Although progress has been made, it’s still not enough, said Ellis. “We all need to work together to get the laws changed,” she said. “I worked in corrections for 30 years, and nobody told us, ‘I can’t breathe,’ because someone’s knee was on their neck. We need justice in this country; and if we continue to change, we’ll have justice and peace.”

THE ENTIRE CROWD then sat in silence for 8 minutes, 46 seconds – the same length of time the Minneapolis police officer had his knee on Floyd’s neck before he died. Afterward, they chanted “Black lives matter,” and Chantilly’s Jonathan Wilson told them, “I hope our message goes into the homes and lives of everyone across this nation and world.”

“The problem of abusive cops is a fact,” he continued. “If you know someone being bullied or abused, speak up about it – because, if not, they grow up and become abusers because they can’t understand why that happened to them. Bring a message of peace and love so they can change the world when we’re not around.”

Erin Hopkins, a black Fairfax High grad, said, “There needs to be substantial, concrete change – and that starts with us. My father, boyfriend, former classmates and other black men I know have been stopped on Fairfax City streets by white cops who asked for I.D. and where they were going. It’s very discomforting; I don’t feel protected.”

Now a senior at UVA, she was there in 2017 when the alt right disturbances happened in Charlottesville. “I was scared, and the university didn’t tell anyone the KKK would be on campus,” said Hopkins. “But in Fairfax, the discrimination comes more in microaggressions. There are no public spaces here where black people feel comfortable and a sense of belonging.”

Furthermore, she said, “I’d like to see more public acknowledgement of the injustices by people in power, such as the mayor and City Council, because change has to start locally and work from the bottom up. [Racism] has been going on since 1619, when the first slaves were brought here, and has been institutionalized. It’s a systemic problem in every sector of black Americans’ lives.”
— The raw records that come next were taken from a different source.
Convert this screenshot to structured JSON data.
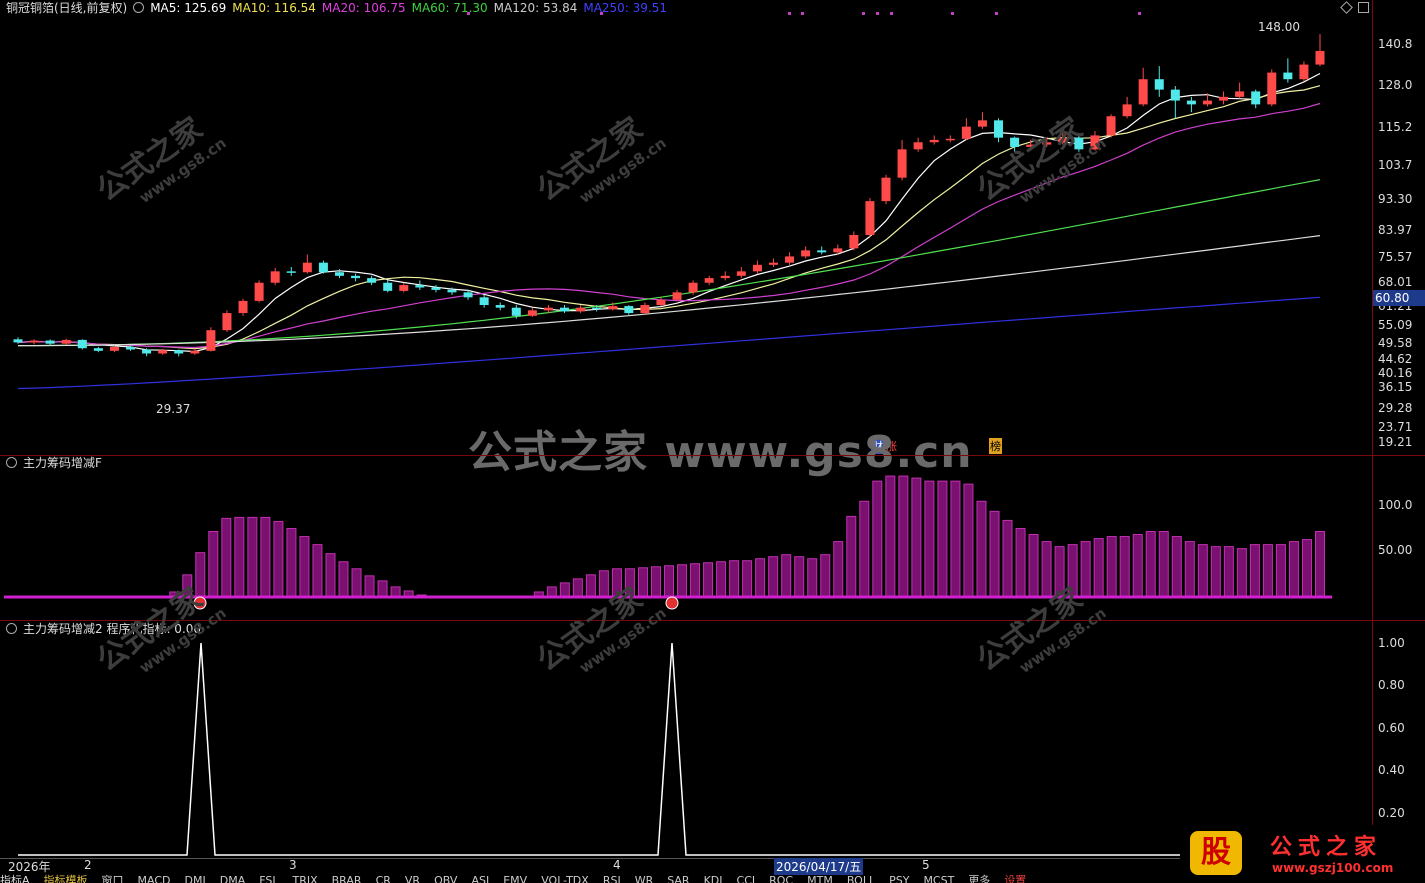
{
  "main_header": {
    "title": "铜冠铜箔(日线,前复权)",
    "ma": [
      {
        "label": "MA5: 125.69",
        "color": "#ffffff"
      },
      {
        "label": "MA10: 116.54",
        "color": "#f0e050"
      },
      {
        "label": "MA20: 106.75",
        "color": "#e040e0"
      },
      {
        "label": "MA60: 71.30",
        "color": "#40d040"
      },
      {
        "label": "MA120: 53.84",
        "color": "#cccccc"
      },
      {
        "label": "MA250: 39.51",
        "color": "#4040ff"
      }
    ]
  },
  "main_axis": [
    "140.8",
    "128.0",
    "115.2",
    "103.7",
    "93.30",
    "83.97",
    "75.57",
    "68.01",
    "61.21",
    "55.09",
    "49.58",
    "44.62",
    "40.16",
    "36.15",
    "29.28",
    "23.71",
    "19.21"
  ],
  "price_tag": "60.80",
  "annotations": {
    "high": "148.00",
    "low": "29.37"
  },
  "badges": [
    "财",
    "涨",
    "榜"
  ],
  "watermark": {
    "big": "公式之家 www.gs8.cn",
    "diag": "公式之家",
    "diag_url": "www.gs8.cn"
  },
  "panel2": {
    "title": "主力筹码增减F",
    "axis": [
      "100.0",
      "50.00"
    ]
  },
  "panel3": {
    "title": "主力筹码增减2 程序化指标: 0.00",
    "axis": [
      "1.00",
      "0.80",
      "0.60",
      "0.40",
      "0.20"
    ]
  },
  "date_axis": {
    "year": "2026年",
    "m2": "2",
    "m3": "3",
    "m4": "4",
    "selected": "2026/04/17/五",
    "m5": "5"
  },
  "tabs": [
    "指标A",
    "指标模板",
    "窗口",
    "MACD",
    "DMI",
    "DMA",
    "FSL",
    "TRIX",
    "BRAR",
    "CR",
    "VR",
    "OBV",
    "ASI",
    "EMV",
    "VOL-TDX",
    "RSI",
    "WR",
    "SAR",
    "KDJ",
    "CCI",
    "ROC",
    "MTM",
    "BOLL",
    "PSY",
    "MCST",
    "更多",
    "设置"
  ],
  "logo": {
    "gu": "股",
    "name": "公式之家",
    "url": "www.gszj100.com"
  },
  "chart_data": [
    {
      "type": "candlestick",
      "title": "铜冠铜箔(日线,前复权)",
      "y_scale": "log",
      "ylim": [
        19.21,
        148.0
      ],
      "candles": [
        [
          32.0,
          31.5,
          32.3,
          31.3
        ],
        [
          31.5,
          31.8,
          32.0,
          31.2
        ],
        [
          31.8,
          31.3,
          32.0,
          31.0
        ],
        [
          31.3,
          31.9,
          32.1,
          31.1
        ],
        [
          31.9,
          30.6,
          32.0,
          30.4
        ],
        [
          30.6,
          30.2,
          30.8,
          30.0
        ],
        [
          30.2,
          30.8,
          31.0,
          30.0
        ],
        [
          30.8,
          30.4,
          31.0,
          30.2
        ],
        [
          30.4,
          29.8,
          30.6,
          29.4
        ],
        [
          29.8,
          30.3,
          30.5,
          29.6
        ],
        [
          30.3,
          29.8,
          30.4,
          29.37
        ],
        [
          29.8,
          30.2,
          30.5,
          29.6
        ],
        [
          30.2,
          33.5,
          34.0,
          30.1
        ],
        [
          33.5,
          36.5,
          37.0,
          33.2
        ],
        [
          36.5,
          38.8,
          39.2,
          36.0
        ],
        [
          38.8,
          42.5,
          43.0,
          38.5
        ],
        [
          42.5,
          45.0,
          45.8,
          42.0
        ],
        [
          45.0,
          44.8,
          46.0,
          44.0
        ],
        [
          44.8,
          47.0,
          49.0,
          44.5
        ],
        [
          47.0,
          44.8,
          47.5,
          44.5
        ],
        [
          44.8,
          44.0,
          45.5,
          43.5
        ],
        [
          44.0,
          43.5,
          44.5,
          42.8
        ],
        [
          43.5,
          42.5,
          44.0,
          42.0
        ],
        [
          42.5,
          40.8,
          43.0,
          40.5
        ],
        [
          40.8,
          42.0,
          42.5,
          40.5
        ],
        [
          42.0,
          41.5,
          43.0,
          41.0
        ],
        [
          41.5,
          41.0,
          42.0,
          40.5
        ],
        [
          41.0,
          40.5,
          41.5,
          40.0
        ],
        [
          40.5,
          39.5,
          41.0,
          39.0
        ],
        [
          39.5,
          38.0,
          40.0,
          37.5
        ],
        [
          38.0,
          37.5,
          38.5,
          37.0
        ],
        [
          37.5,
          36.0,
          38.0,
          35.5
        ],
        [
          36.0,
          37.0,
          37.5,
          35.8
        ],
        [
          37.0,
          37.5,
          38.0,
          36.5
        ],
        [
          37.5,
          36.8,
          38.0,
          36.5
        ],
        [
          36.8,
          37.5,
          38.0,
          36.5
        ],
        [
          37.5,
          37.2,
          38.0,
          36.8
        ],
        [
          37.2,
          37.8,
          38.5,
          37.0
        ],
        [
          37.8,
          36.5,
          38.0,
          36.2
        ],
        [
          36.5,
          38.0,
          38.5,
          36.3
        ],
        [
          38.0,
          39.0,
          39.5,
          37.8
        ],
        [
          39.0,
          40.5,
          41.0,
          38.8
        ],
        [
          40.5,
          42.5,
          43.0,
          40.0
        ],
        [
          42.5,
          43.5,
          44.0,
          42.0
        ],
        [
          43.5,
          44.0,
          45.0,
          43.0
        ],
        [
          44.0,
          45.0,
          46.0,
          43.5
        ],
        [
          45.0,
          46.5,
          47.5,
          44.5
        ],
        [
          46.5,
          47.0,
          48.0,
          46.0
        ],
        [
          47.0,
          48.5,
          49.5,
          46.5
        ],
        [
          48.5,
          50.0,
          51.0,
          48.0
        ],
        [
          50.0,
          49.5,
          51.0,
          49.0
        ],
        [
          49.5,
          50.5,
          51.5,
          49.0
        ],
        [
          50.5,
          54.0,
          55.0,
          50.0
        ],
        [
          54.0,
          64.0,
          65.0,
          53.5
        ],
        [
          64.0,
          72.0,
          73.0,
          63.0
        ],
        [
          72.0,
          83.0,
          87.0,
          71.0
        ],
        [
          83.0,
          86.0,
          88.0,
          82.0
        ],
        [
          86.0,
          87.0,
          89.0,
          85.0
        ],
        [
          87.0,
          87.5,
          89.0,
          86.0
        ],
        [
          87.5,
          93.0,
          97.0,
          87.0
        ],
        [
          93.0,
          96.0,
          100.0,
          92.0
        ],
        [
          96.0,
          88.0,
          97.0,
          86.0
        ],
        [
          88.0,
          84.0,
          88.5,
          82.0
        ],
        [
          84.0,
          85.0,
          87.0,
          83.0
        ],
        [
          85.0,
          86.0,
          88.0,
          84.0
        ],
        [
          86.0,
          88.0,
          90.0,
          85.0
        ],
        [
          88.0,
          83.0,
          89.0,
          82.0
        ],
        [
          83.0,
          89.0,
          91.0,
          82.5
        ],
        [
          89.0,
          98.0,
          99.0,
          88.0
        ],
        [
          98.0,
          104.0,
          108.0,
          97.0
        ],
        [
          104.0,
          118.0,
          125.0,
          103.0
        ],
        [
          118.0,
          112.0,
          126.0,
          108.0
        ],
        [
          112.0,
          106.0,
          114.0,
          97.0
        ],
        [
          106.0,
          104.0,
          108.0,
          100.0
        ],
        [
          104.0,
          106.0,
          110.0,
          103.0
        ],
        [
          106.0,
          108.0,
          111.0,
          104.0
        ],
        [
          108.0,
          111.0,
          116.0,
          107.0
        ],
        [
          111.0,
          104.0,
          112.0,
          102.0
        ],
        [
          104.0,
          122.0,
          124.0,
          103.0
        ],
        [
          122.0,
          118.0,
          131.0,
          116.0
        ],
        [
          118.0,
          127.0,
          129.0,
          117.0
        ],
        [
          127.0,
          136.0,
          148.0,
          126.0
        ]
      ],
      "ma": {
        "MA5": 125.69,
        "MA10": 116.54,
        "MA20": 106.75,
        "MA60": 71.3,
        "MA120": 53.84,
        "MA250": 39.51
      }
    },
    {
      "type": "bar",
      "title": "主力筹码增减F",
      "ylim": [
        0,
        130
      ],
      "values": [
        0,
        0,
        0,
        0,
        0,
        0,
        0,
        0,
        0,
        0,
        0,
        0,
        5,
        22,
        44,
        65,
        78,
        79,
        79,
        79,
        75,
        68,
        60,
        52,
        43,
        35,
        28,
        21,
        16,
        10,
        6,
        2,
        1,
        0,
        0,
        0,
        0,
        0,
        0,
        0,
        5,
        10,
        14,
        18,
        22,
        26,
        28,
        28,
        29,
        30,
        31,
        32,
        33,
        34,
        35,
        36,
        36,
        38,
        40,
        42,
        40,
        38,
        42,
        55,
        80,
        95,
        115,
        120,
        120,
        118,
        115,
        115,
        115,
        112,
        95,
        85,
        76,
        68,
        62,
        55,
        50,
        52,
        55,
        58,
        60,
        60,
        62,
        65,
        65,
        60,
        55,
        52,
        50,
        50,
        48,
        52,
        52,
        52,
        55,
        57,
        65
      ]
    },
    {
      "type": "line",
      "title": "主力筹码增减2 程序化指标: 0.00",
      "ylim": [
        0,
        1.05
      ],
      "spikes_at": [
        13,
        44
      ],
      "values_note": "0 except spikes to 1.00"
    }
  ]
}
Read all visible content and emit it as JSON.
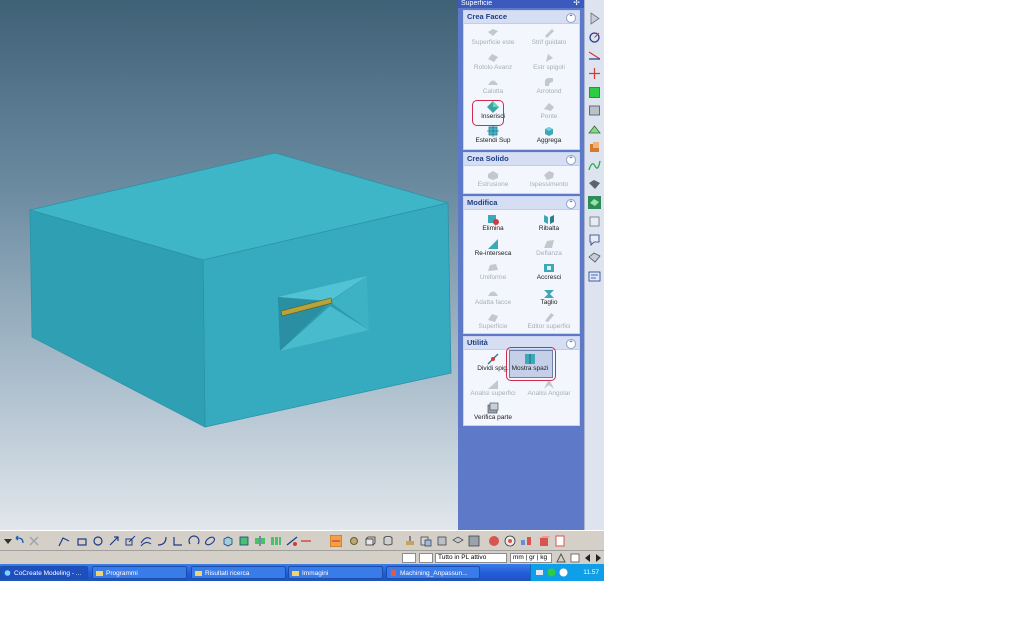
{
  "panel": {
    "title": "Superficie",
    "sections": [
      {
        "title": "Crea Facce",
        "tools": [
          {
            "label": "Superficie este",
            "icon": "surface-extrude-icon",
            "enabled": false
          },
          {
            "label": "Strif guidato",
            "icon": "guided-strip-icon",
            "enabled": false
          },
          {
            "label": "Rotolo Avanz",
            "icon": "advanced-roll-icon",
            "enabled": false
          },
          {
            "label": "Estr spigoli",
            "icon": "extract-edges-icon",
            "enabled": false
          },
          {
            "label": "Calotta",
            "icon": "cap-icon",
            "enabled": false
          },
          {
            "label": "Arrotond",
            "icon": "round-icon",
            "enabled": false
          },
          {
            "label": "Inserisci",
            "icon": "insert-icon",
            "enabled": true,
            "highlighted": true
          },
          {
            "label": "Ponte",
            "icon": "bridge-icon",
            "enabled": false
          },
          {
            "label": "Estendi Sup",
            "icon": "extend-surface-icon",
            "enabled": true
          },
          {
            "label": "Aggrega",
            "icon": "aggregate-icon",
            "enabled": true
          }
        ]
      },
      {
        "title": "Crea Solido",
        "tools": [
          {
            "label": "Estrusione",
            "icon": "extrusion-icon",
            "enabled": false
          },
          {
            "label": "Ispessimento",
            "icon": "thicken-icon",
            "enabled": false
          }
        ]
      },
      {
        "title": "Modifica",
        "tools": [
          {
            "label": "Elimina",
            "icon": "delete-face-icon",
            "enabled": true
          },
          {
            "label": "Ribalta",
            "icon": "flip-icon",
            "enabled": true
          },
          {
            "label": "Re-interseca",
            "icon": "reintersect-icon",
            "enabled": true
          },
          {
            "label": "Deflanza",
            "icon": "deflange-icon",
            "enabled": false
          },
          {
            "label": "Uniforme",
            "icon": "uniform-icon",
            "enabled": false
          },
          {
            "label": "Accresci",
            "icon": "grow-icon",
            "enabled": true
          },
          {
            "label": "Adatta facce",
            "icon": "adapt-faces-icon",
            "enabled": false
          },
          {
            "label": "Taglio",
            "icon": "cut-icon",
            "enabled": true
          },
          {
            "label": "Superficie",
            "icon": "surface-icon",
            "enabled": false
          },
          {
            "label": "Editor superfici",
            "icon": "surface-editor-icon",
            "enabled": false
          }
        ]
      },
      {
        "title": "Utilità",
        "tools": [
          {
            "label": "Dividi spig.",
            "icon": "split-edge-icon",
            "enabled": true
          },
          {
            "label": "Mostra spazi",
            "icon": "show-gaps-icon",
            "enabled": true,
            "highlighted": true,
            "pressed": true
          },
          {
            "label": "Analisi superfici",
            "icon": "surface-analysis-icon",
            "enabled": false
          },
          {
            "label": "Analisi Angolar",
            "icon": "angle-analysis-icon",
            "enabled": false
          },
          {
            "label": "Verifica parte",
            "icon": "check-part-icon",
            "enabled": true
          }
        ]
      }
    ]
  },
  "statusbar": {
    "mode": "Tutto in PL attivo",
    "units": [
      "mm",
      "gr",
      "kg"
    ],
    "unit_separator": "|"
  },
  "taskbar": {
    "start_label": "CoCreate Modeling - ...",
    "tasks": [
      {
        "label": "Programmi",
        "icon": "folder-icon"
      },
      {
        "label": "Risultati ricerca",
        "icon": "search-results-icon"
      },
      {
        "label": "Immagini",
        "icon": "folder-icon"
      },
      {
        "label": "Machining_Anpassun...",
        "icon": "document-icon"
      }
    ],
    "clock": "11.57"
  },
  "colors": {
    "model_face_top": "#3eb6c8",
    "model_face_front": "#34a9bd",
    "model_face_side": "#2e9cb0",
    "panel_background": "#5e79c8",
    "section_header": "#d5def3",
    "highlight": "#d12b4e",
    "taskbar": "#245edb"
  }
}
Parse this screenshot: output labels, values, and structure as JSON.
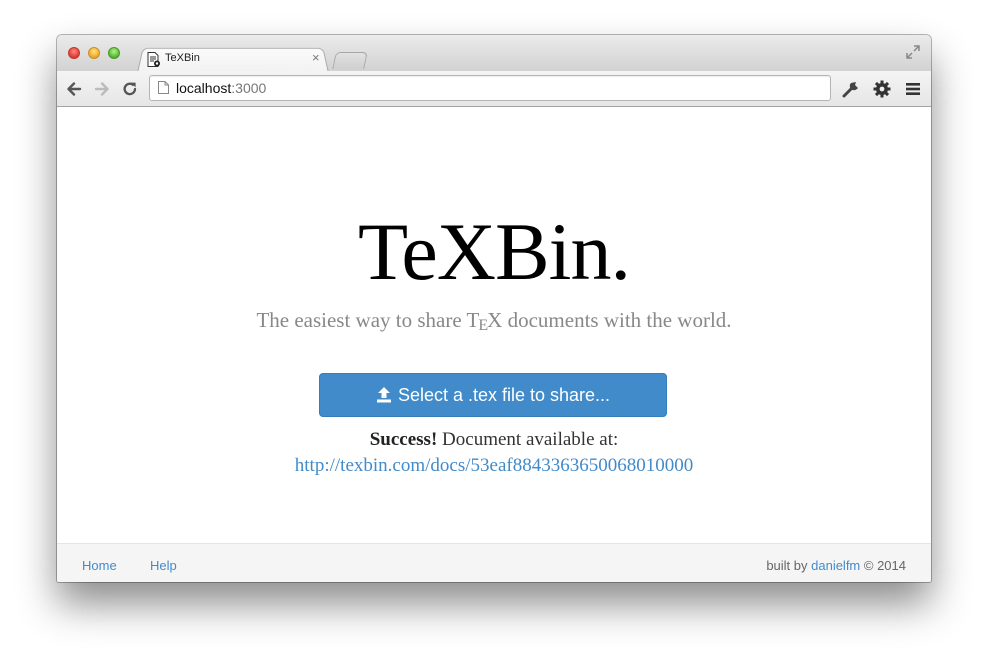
{
  "browser": {
    "tab": {
      "title": "TeXBin"
    },
    "address": {
      "host": "localhost",
      "port": ":3000"
    }
  },
  "page": {
    "title": "TeXBin.",
    "tagline": {
      "before": "The easiest way to share T",
      "e": "E",
      "after": "X documents with the world."
    },
    "upload_button": {
      "label": "Select a .tex file to share..."
    },
    "success": {
      "strong": "Success!",
      "message": " Document available at:",
      "link": "http://texbin.com/docs/53eaf8843363650068010000"
    }
  },
  "footer": {
    "links": [
      "Home",
      "Help"
    ],
    "credit_prefix": "built by ",
    "credit_author": "danielfm",
    "credit_suffix": " © 2014"
  },
  "colors": {
    "link": "#428bca",
    "button": "#428bca"
  }
}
Regarding Saturday’s protest in Fairfax, Hopkins said, “It warms my heart at the same time as it breaks it. There are people of different races, backgrounds and socioeconomic statuses here; but, also, we’re protesting for black people to have the same rights as everyone else – life, liberty and the pursuit of happiness.”